(WORK ITEM):
Report the count of lines containing the word "JSON" in the entries below, and nothing more.

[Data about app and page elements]
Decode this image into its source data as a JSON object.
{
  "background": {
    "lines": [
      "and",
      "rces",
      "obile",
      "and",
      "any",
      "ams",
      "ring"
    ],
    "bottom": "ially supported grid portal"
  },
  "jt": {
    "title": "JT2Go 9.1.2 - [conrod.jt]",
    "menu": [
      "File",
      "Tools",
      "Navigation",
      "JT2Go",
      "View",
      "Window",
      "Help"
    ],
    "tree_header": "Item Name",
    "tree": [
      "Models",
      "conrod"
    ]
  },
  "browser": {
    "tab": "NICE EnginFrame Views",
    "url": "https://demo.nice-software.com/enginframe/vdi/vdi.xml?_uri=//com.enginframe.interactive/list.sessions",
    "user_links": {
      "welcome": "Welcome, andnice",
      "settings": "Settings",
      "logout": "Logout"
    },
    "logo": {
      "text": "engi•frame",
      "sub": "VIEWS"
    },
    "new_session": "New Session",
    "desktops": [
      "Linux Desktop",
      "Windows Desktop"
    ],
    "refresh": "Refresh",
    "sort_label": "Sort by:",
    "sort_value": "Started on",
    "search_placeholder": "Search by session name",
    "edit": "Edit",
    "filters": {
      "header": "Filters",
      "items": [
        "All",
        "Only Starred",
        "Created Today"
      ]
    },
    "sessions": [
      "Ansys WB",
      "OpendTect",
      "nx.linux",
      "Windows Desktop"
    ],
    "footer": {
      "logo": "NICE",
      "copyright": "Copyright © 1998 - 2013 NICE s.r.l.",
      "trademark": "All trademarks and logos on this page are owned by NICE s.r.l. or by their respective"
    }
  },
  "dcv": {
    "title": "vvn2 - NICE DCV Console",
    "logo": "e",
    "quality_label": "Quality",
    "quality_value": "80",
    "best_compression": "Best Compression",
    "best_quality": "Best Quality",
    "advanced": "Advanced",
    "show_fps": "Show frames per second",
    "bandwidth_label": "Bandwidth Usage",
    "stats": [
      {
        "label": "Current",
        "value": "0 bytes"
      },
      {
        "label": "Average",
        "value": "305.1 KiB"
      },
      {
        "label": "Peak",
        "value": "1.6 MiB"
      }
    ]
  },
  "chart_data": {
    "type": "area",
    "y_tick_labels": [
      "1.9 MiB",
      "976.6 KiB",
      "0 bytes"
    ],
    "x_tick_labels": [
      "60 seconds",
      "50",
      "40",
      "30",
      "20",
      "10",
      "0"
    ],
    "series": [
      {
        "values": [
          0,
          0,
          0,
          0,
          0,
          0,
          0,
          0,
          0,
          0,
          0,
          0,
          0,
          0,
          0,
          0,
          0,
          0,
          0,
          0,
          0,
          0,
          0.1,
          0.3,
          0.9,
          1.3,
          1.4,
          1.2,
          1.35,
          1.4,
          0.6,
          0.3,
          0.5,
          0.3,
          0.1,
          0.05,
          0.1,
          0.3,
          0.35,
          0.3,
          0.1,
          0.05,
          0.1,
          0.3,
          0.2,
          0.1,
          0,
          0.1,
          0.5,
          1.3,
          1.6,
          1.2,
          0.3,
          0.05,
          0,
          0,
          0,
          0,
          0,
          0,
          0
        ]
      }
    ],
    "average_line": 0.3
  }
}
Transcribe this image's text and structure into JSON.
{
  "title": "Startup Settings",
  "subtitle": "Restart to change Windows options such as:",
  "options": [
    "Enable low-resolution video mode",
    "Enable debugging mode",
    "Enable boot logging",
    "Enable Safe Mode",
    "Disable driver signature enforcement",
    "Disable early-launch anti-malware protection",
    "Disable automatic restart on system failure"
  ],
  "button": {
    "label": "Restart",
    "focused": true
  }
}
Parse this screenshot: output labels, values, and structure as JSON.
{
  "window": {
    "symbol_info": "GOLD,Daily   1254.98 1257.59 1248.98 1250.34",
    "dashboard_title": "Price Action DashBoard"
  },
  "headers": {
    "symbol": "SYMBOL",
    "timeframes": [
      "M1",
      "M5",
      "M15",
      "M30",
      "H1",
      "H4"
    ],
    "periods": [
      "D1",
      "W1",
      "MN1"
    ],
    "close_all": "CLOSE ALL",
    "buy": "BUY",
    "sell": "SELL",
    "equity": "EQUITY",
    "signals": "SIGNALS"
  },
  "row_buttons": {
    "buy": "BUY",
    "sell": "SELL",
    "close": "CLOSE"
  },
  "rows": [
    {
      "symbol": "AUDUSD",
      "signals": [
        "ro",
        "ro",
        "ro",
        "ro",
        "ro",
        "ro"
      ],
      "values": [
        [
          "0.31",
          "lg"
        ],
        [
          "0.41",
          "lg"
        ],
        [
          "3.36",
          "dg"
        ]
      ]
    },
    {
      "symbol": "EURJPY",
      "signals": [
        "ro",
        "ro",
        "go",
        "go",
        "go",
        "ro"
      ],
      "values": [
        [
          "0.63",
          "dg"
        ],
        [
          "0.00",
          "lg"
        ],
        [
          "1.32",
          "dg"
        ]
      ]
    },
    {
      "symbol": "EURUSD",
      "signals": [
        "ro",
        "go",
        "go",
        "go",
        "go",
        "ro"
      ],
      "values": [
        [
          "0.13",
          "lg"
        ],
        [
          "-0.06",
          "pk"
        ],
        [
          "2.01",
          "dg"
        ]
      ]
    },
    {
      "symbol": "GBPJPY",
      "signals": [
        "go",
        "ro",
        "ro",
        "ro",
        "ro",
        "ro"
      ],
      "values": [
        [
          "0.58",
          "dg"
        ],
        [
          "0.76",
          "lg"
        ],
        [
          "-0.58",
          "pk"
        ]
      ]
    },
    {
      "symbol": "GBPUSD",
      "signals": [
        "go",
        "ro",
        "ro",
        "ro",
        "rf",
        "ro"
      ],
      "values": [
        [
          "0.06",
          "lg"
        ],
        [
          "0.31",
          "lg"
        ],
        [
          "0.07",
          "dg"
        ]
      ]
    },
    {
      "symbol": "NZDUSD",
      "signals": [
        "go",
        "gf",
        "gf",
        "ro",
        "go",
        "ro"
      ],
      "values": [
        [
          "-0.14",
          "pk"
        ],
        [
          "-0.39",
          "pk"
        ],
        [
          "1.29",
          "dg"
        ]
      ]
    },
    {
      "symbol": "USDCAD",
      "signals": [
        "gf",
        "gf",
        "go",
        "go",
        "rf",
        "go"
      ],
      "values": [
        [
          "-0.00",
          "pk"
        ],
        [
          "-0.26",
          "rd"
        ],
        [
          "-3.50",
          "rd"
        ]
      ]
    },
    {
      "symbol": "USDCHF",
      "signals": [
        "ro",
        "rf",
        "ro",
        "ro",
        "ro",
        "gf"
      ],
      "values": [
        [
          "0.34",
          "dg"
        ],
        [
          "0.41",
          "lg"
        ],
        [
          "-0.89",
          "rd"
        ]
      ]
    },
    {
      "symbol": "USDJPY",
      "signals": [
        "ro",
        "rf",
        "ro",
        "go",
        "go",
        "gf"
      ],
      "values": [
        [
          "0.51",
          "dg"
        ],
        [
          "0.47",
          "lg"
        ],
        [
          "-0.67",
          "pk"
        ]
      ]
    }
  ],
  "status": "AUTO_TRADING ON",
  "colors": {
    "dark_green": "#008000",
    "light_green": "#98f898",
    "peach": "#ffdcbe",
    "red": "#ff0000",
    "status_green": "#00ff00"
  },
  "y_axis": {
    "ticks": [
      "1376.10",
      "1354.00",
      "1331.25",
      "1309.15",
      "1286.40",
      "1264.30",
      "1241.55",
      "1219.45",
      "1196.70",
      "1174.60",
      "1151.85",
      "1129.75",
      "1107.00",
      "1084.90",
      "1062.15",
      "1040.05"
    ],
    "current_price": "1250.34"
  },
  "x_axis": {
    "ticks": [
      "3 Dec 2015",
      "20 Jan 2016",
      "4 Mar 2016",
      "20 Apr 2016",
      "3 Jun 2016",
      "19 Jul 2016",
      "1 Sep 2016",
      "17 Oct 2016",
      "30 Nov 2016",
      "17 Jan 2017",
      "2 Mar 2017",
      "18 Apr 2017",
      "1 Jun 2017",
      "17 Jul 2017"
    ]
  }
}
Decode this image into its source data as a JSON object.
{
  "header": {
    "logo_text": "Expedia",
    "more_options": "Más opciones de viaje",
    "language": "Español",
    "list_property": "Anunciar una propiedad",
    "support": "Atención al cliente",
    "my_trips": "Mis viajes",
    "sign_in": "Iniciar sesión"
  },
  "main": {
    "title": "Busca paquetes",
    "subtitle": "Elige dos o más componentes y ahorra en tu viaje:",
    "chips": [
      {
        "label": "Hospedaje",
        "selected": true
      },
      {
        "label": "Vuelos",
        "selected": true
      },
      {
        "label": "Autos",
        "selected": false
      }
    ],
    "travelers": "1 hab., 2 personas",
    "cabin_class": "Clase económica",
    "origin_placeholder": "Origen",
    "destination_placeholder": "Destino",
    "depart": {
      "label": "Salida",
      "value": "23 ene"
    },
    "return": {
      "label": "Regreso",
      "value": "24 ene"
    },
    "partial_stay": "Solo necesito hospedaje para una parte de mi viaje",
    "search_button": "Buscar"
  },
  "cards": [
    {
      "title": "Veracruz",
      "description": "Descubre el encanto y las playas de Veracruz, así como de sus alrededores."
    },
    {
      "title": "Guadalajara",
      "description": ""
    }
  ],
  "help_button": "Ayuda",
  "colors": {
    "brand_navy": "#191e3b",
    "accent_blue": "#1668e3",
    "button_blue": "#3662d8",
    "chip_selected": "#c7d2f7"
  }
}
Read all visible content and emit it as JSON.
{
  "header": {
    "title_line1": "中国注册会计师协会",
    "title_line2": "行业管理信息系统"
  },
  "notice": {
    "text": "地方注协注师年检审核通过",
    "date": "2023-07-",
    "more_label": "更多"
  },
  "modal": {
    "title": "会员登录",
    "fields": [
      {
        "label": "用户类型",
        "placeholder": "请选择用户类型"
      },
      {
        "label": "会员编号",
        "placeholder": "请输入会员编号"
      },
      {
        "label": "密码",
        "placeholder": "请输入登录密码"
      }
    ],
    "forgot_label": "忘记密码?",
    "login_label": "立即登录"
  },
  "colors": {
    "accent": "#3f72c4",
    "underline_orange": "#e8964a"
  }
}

(SOLUTION TO THE EXERCISE):
5